# Work to complete
Each line of the data should be repeated precisely.

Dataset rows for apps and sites
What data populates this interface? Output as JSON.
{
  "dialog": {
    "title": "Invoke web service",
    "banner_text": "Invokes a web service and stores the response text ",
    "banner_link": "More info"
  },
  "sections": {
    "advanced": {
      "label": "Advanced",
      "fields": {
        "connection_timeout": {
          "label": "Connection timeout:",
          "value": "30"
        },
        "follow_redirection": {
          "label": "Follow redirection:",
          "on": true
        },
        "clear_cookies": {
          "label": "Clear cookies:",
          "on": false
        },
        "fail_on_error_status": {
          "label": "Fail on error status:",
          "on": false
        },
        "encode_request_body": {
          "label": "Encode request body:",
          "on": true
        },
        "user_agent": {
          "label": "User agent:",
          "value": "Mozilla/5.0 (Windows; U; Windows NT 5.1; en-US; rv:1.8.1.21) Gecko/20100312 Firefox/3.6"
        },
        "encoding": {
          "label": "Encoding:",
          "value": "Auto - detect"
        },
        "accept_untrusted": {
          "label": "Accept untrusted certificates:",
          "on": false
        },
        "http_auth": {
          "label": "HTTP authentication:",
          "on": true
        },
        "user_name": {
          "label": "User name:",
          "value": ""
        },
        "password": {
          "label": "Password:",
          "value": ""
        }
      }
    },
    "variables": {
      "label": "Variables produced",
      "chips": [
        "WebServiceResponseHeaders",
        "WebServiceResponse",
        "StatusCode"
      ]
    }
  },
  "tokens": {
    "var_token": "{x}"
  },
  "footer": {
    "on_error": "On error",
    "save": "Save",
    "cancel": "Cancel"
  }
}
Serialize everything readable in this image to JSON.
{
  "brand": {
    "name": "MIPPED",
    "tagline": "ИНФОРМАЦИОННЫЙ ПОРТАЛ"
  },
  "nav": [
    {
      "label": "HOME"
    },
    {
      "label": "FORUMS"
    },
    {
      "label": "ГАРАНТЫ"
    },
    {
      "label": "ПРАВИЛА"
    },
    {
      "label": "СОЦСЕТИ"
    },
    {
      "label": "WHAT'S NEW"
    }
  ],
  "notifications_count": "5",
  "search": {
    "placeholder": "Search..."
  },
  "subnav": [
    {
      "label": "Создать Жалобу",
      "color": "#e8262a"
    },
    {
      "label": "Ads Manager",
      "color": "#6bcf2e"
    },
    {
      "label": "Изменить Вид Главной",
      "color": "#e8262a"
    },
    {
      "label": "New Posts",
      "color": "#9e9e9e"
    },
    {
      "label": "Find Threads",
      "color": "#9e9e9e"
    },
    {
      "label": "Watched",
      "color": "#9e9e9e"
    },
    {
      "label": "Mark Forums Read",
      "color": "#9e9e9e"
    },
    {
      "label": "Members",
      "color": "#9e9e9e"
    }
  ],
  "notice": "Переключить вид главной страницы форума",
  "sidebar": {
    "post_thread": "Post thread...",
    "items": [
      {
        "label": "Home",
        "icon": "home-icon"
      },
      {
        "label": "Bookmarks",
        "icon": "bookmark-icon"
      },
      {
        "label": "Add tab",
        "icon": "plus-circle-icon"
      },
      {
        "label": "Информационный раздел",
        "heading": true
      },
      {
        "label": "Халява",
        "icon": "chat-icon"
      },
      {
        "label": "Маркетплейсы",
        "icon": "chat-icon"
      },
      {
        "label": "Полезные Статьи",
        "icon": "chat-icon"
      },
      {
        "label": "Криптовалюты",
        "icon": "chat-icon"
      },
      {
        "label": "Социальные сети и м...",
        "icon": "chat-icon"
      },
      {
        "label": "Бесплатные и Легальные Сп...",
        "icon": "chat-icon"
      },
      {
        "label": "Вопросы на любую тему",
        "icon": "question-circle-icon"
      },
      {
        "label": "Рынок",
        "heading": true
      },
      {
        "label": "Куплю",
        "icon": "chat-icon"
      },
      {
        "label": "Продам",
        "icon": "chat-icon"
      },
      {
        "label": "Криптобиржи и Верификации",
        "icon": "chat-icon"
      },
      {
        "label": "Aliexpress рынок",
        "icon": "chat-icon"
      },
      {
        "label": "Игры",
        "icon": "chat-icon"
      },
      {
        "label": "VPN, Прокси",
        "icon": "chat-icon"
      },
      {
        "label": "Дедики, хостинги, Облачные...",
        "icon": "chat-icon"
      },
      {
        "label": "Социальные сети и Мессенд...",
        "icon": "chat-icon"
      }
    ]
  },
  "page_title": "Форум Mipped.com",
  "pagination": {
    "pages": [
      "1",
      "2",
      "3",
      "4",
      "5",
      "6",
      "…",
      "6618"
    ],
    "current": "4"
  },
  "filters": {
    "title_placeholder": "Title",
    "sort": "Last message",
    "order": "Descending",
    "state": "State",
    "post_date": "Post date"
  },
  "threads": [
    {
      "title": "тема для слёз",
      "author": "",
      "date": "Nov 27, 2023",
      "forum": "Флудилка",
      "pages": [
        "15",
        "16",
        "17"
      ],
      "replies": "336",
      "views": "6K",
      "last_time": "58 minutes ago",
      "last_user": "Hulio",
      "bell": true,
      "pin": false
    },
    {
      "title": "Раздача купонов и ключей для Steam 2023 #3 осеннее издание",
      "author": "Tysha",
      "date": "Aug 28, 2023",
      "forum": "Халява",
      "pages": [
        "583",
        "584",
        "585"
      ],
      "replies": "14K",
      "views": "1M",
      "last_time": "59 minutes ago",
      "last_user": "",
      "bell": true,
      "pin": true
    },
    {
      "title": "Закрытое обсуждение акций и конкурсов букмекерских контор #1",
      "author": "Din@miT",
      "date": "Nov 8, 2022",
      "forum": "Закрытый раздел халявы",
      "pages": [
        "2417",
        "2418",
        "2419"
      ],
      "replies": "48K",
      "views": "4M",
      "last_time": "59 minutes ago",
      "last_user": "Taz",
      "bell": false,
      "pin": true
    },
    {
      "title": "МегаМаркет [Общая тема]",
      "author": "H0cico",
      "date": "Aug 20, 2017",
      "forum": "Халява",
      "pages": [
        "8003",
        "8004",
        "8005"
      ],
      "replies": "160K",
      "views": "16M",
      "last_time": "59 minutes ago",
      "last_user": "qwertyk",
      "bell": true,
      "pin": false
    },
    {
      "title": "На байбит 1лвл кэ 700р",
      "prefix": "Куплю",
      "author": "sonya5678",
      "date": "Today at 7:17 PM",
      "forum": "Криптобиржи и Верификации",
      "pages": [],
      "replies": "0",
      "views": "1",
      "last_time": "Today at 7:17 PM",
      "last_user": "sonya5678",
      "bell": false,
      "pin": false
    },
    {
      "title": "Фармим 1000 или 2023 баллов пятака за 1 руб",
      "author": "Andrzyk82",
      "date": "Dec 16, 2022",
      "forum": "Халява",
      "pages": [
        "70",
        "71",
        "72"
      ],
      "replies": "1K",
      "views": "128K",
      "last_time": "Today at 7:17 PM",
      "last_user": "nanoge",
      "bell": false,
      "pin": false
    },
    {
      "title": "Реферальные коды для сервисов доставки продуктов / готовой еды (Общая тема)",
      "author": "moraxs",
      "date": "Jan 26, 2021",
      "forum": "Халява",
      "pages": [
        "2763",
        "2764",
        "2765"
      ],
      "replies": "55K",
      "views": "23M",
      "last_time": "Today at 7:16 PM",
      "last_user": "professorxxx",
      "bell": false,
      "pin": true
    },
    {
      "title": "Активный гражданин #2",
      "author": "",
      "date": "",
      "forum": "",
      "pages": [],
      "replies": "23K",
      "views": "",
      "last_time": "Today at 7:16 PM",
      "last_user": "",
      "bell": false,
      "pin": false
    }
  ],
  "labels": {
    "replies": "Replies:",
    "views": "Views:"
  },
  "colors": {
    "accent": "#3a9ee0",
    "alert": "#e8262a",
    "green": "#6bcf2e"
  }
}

# Answer area
What data populates this interface? Output as JSON.
{
  "dialog": {
    "title": "Invoke web service",
    "banner_text": "Invokes a web service and stores the response text ",
    "banner_link": "More info"
  },
  "sections": {
    "advanced": {
      "label": "Advanced",
      "fields": {
        "connection_timeout": {
          "label": "Connection timeout:",
          "value": "30"
        },
        "follow_redirection": {
          "label": "Follow redirection:",
          "on": true
        },
        "clear_cookies": {
          "label": "Clear cookies:",
          "on": false
        },
        "fail_on_error_status": {
          "label": "Fail on error status:",
          "on": false
        },
        "encode_request_body": {
          "label": "Encode request body:",
          "on": true
        },
        "user_agent": {
          "label": "User agent:",
          "value": "Mozilla/5.0 (Windows; U; Windows NT 5.1; en-US; rv:1.8.1.21) Gecko/20100312 Firefox/3.6"
        },
        "encoding": {
          "label": "Encoding:",
          "value": "Auto - detect"
        },
        "accept_untrusted": {
          "label": "Accept untrusted certificates:",
          "on": false
        },
        "http_auth": {
          "label": "HTTP authentication:",
          "on": true
        },
        "user_name": {
          "label": "User name:",
          "value": ""
        },
        "password": {
          "label": "Password:",
          "value": ""
        }
      }
    },
    "variables": {
      "label": "Variables produced",
      "chips": [
        "WebServiceResponseHeaders",
        "WebServiceResponse",
        "StatusCode"
      ]
    }
  },
  "tokens": {
    "var_token": "{x}"
  },
  "footer": {
    "on_error": "On error",
    "save": "Save",
    "cancel": "Cancel"
  }
}
Serialize everything readable in this image to JSON.
{
  "brand": {
    "name": "MIPPED",
    "tagline": "ИНФОРМАЦИОННЫЙ ПОРТАЛ"
  },
  "nav": [
    {
      "label": "HOME"
    },
    {
      "label": "FORUMS"
    },
    {
      "label": "ГАРАНТЫ"
    },
    {
      "label": "ПРАВИЛА"
    },
    {
      "label": "СОЦСЕТИ"
    },
    {
      "label": "WHAT'S NEW"
    }
  ],
  "notifications_count": "5",
  "search": {
    "placeholder": "Search..."
  },
  "subnav": [
    {
      "label": "Создать Жалобу",
      "color": "#e8262a"
    },
    {
      "label": "Ads Manager",
      "color": "#6bcf2e"
    },
    {
      "label": "Изменить Вид Главной",
      "color": "#e8262a"
    },
    {
      "label": "New Posts",
      "color": "#9e9e9e"
    },
    {
      "label": "Find Threads",
      "color": "#9e9e9e"
    },
    {
      "label": "Watched",
      "color": "#9e9e9e"
    },
    {
      "label": "Mark Forums Read",
      "color": "#9e9e9e"
    },
    {
      "label": "Members",
      "color": "#9e9e9e"
    }
  ],
  "notice": "Переключить вид главной страницы форума",
  "sidebar": {
    "post_thread": "Post thread...",
    "items": [
      {
        "label": "Home",
        "icon": "home-icon"
      },
      {
        "label": "Bookmarks",
        "icon": "bookmark-icon"
      },
      {
        "label": "Add tab",
        "icon": "plus-circle-icon"
      },
      {
        "label": "Информационный раздел",
        "heading": true
      },
      {
        "label": "Халява",
        "icon": "chat-icon"
      },
      {
        "label": "Маркетплейсы",
        "icon": "chat-icon"
      },
      {
        "label": "Полезные Статьи",
        "icon": "chat-icon"
      },
      {
        "label": "Криптовалюты",
        "icon": "chat-icon"
      },
      {
        "label": "Социальные сети и м...",
        "icon": "chat-icon"
      },
      {
        "label": "Бесплатные и Легальные Сп...",
        "icon": "chat-icon"
      },
      {
        "label": "Вопросы на любую тему",
        "icon": "question-circle-icon"
      },
      {
        "label": "Рынок",
        "heading": true
      },
      {
        "label": "Куплю",
        "icon": "chat-icon"
      },
      {
        "label": "Продам",
        "icon": "chat-icon"
      },
      {
        "label": "Криптобиржи и Верификации",
        "icon": "chat-icon"
      },
      {
        "label": "Aliexpress рынок",
        "icon": "chat-icon"
      },
      {
        "label": "Игры",
        "icon": "chat-icon"
      },
      {
        "label": "VPN, Прокси",
        "icon": "chat-icon"
      },
      {
        "label": "Дедики, хостинги, Облачные...",
        "icon": "chat-icon"
      },
      {
        "label": "Социальные сети и Мессенд...",
        "icon": "chat-icon"
      }
    ]
  },
  "page_title": "Форум Mipped.com",
  "pagination": {
    "pages": [
      "1",
      "2",
      "3",
      "4",
      "5",
      "6",
      "…",
      "6618"
    ],
    "current": "4"
  },
  "filters": {
    "title_placeholder": "Title",
    "sort": "Last message",
    "order": "Descending",
    "state": "State",
    "post_date": "Post date"
  },
  "threads": [
    {
      "title": "тема для слёз",
      "author": "",
      "date": "Nov 27, 2023",
      "forum": "Флудилка",
      "pages": [
        "15",
        "16",
        "17"
      ],
      "replies": "336",
      "views": "6K",
      "last_time": "58 minutes ago",
      "last_user": "Hulio",
      "bell": true,
      "pin": false
    },
    {
      "title": "Раздача купонов и ключей для Steam 2023 #3 осеннее издание",
      "author": "Tysha",
      "date": "Aug 28, 2023",
      "forum": "Халява",
      "pages": [
        "583",
        "584",
        "585"
      ],
      "replies": "14K",
      "views": "1M",
      "last_time": "59 minutes ago",
      "last_user": "",
      "bell": true,
      "pin": true
    },
    {
      "title": "Закрытое обсуждение акций и конкурсов букмекерских контор #1",
      "author": "Din@miT",
      "date": "Nov 8, 2022",
      "forum": "Закрытый раздел халявы",
      "pages": [
        "2417",
        "2418",
        "2419"
      ],
      "replies": "48K",
      "views": "4M",
      "last_time": "59 minutes ago",
      "last_user": "Taz",
      "bell": false,
      "pin": true
    },
    {
      "title": "МегаМаркет [Общая тема]",
      "author": "H0cico",
      "date": "Aug 20, 2017",
      "forum": "Халява",
      "pages": [
        "8003",
        "8004",
        "8005"
      ],
      "replies": "160K",
      "views": "16M",
      "last_time": "59 minutes ago",
      "last_user": "qwertyk",
      "bell": true,
      "pin": false
    },
    {
      "title": "На байбит 1лвл кэ 700р",
      "prefix": "Куплю",
      "author": "sonya5678",
      "date": "Today at 7:17 PM",
      "forum": "Криптобиржи и Верификации",
      "pages": [],
      "replies": "0",
      "views": "1",
      "last_time": "Today at 7:17 PM",
      "last_user": "sonya5678",
      "bell": false,
      "pin": false
    },
    {
      "title": "Фармим 1000 или 2023 баллов пятака за 1 руб",
      "author": "Andrzyk82",
      "date": "Dec 16, 2022",
      "forum": "Халява",
      "pages": [
        "70",
        "71",
        "72"
      ],
      "replies": "1K",
      "views": "128K",
      "last_time": "Today at 7:17 PM",
      "last_user": "nanoge",
      "bell": false,
      "pin": false
    },
    {
      "title": "Реферальные коды для сервисов доставки продуктов / готовой еды (Общая тема)",
      "author": "moraxs",
      "date": "Jan 26, 2021",
      "forum": "Халява",
      "pages": [
        "2763",
        "2764",
        "2765"
      ],
      "replies": "55K",
      "views": "23M",
      "last_time": "Today at 7:16 PM",
      "last_user": "professorxxx",
      "bell": false,
      "pin": true
    },
    {
      "title": "Активный гражданин #2",
      "author": "",
      "date": "",
      "forum": "",
      "pages": [],
      "replies": "23K",
      "views": "",
      "last_time": "Today at 7:16 PM",
      "last_user": "",
      "bell": false,
      "pin": false
    }
  ],
  "labels": {
    "replies": "Replies:",
    "views": "Views:"
  },
  "colors": {
    "accent": "#3a9ee0",
    "alert": "#e8262a",
    "green": "#6bcf2e"
  }
}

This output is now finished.